The mysterious disappearance of Malaysian Flight 370 continues to baffle investigators.  What we do know is that during the flight, two essential communication and location systems were turned off while the aircraft continued to fly.  Investigators appear to be focusing on the pilots or someone else on board physically turning off these systems.  But could the systems have been turned off by a hacker remotely sabotaging the plane?  The frightening answer is that theoretically this is possible.  In fact, in 2012, Boeing, the manufacturer of the Boeing 777 which was used on Flight 370 applied to the Federal Aviation Administration to make modifications to its onboard data systems because, according to federal records, “data network and design integration may result in security vulnerabilities from intentional or unintentional corruption of data systems critical to the safety and maintenance of the airplane… This may enable the exploitation of network security vulnerabilities and increased risks potentially resulting in unsafe conditions for the airplanes and occupants.”

In 2013, at a security summit, Hugo Teso showed that an Android smartphone could be used to take control of an airplane.  The FAA disputes Teso, but his theory appears sound.

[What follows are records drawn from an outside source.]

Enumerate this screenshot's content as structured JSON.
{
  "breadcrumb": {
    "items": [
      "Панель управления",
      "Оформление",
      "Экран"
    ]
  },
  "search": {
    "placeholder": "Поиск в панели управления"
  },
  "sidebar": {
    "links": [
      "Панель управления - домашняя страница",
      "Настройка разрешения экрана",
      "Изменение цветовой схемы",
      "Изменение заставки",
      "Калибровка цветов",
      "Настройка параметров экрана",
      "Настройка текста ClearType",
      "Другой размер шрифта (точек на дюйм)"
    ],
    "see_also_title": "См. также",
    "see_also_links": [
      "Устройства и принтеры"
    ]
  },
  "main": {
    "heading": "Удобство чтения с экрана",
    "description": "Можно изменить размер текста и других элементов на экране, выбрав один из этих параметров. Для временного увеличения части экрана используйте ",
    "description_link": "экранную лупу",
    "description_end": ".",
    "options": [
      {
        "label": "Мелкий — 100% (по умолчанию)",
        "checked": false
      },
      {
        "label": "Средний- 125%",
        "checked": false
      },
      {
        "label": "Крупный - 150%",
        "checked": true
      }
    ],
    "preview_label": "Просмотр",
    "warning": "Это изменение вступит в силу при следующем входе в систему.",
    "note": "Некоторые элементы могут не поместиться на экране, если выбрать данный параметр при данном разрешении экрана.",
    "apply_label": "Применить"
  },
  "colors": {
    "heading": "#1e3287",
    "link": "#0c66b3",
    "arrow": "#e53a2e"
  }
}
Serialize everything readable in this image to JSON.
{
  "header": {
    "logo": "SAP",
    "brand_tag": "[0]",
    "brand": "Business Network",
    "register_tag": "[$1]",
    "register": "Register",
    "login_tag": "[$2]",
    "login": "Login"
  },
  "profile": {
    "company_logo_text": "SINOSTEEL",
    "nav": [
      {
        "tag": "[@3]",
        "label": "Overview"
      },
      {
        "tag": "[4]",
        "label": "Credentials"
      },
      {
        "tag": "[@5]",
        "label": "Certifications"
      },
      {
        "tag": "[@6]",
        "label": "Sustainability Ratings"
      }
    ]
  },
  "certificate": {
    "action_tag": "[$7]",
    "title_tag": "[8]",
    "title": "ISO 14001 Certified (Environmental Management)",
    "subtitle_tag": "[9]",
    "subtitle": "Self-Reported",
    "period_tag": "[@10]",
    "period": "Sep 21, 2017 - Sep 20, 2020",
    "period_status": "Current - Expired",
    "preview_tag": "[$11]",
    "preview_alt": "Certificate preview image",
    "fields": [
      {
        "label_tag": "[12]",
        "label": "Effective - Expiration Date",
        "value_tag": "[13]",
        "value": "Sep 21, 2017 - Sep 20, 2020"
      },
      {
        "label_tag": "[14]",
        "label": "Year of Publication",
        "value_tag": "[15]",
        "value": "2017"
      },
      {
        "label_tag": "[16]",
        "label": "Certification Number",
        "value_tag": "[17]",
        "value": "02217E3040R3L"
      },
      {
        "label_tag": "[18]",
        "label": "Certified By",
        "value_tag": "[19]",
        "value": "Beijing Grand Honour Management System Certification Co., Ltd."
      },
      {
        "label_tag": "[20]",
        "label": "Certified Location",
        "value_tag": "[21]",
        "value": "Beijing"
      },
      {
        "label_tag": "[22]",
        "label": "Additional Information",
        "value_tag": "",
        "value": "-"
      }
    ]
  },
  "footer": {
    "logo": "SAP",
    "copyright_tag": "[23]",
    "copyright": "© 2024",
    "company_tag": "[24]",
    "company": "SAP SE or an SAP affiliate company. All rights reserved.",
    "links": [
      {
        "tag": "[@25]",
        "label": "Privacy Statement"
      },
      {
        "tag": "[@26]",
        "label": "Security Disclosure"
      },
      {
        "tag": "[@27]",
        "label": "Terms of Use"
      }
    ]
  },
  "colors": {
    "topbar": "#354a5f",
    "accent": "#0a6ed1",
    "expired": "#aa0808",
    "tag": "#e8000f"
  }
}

Until the aircraft is found, all we have is conjecture.  Hopefully, the truth will emerge and soon.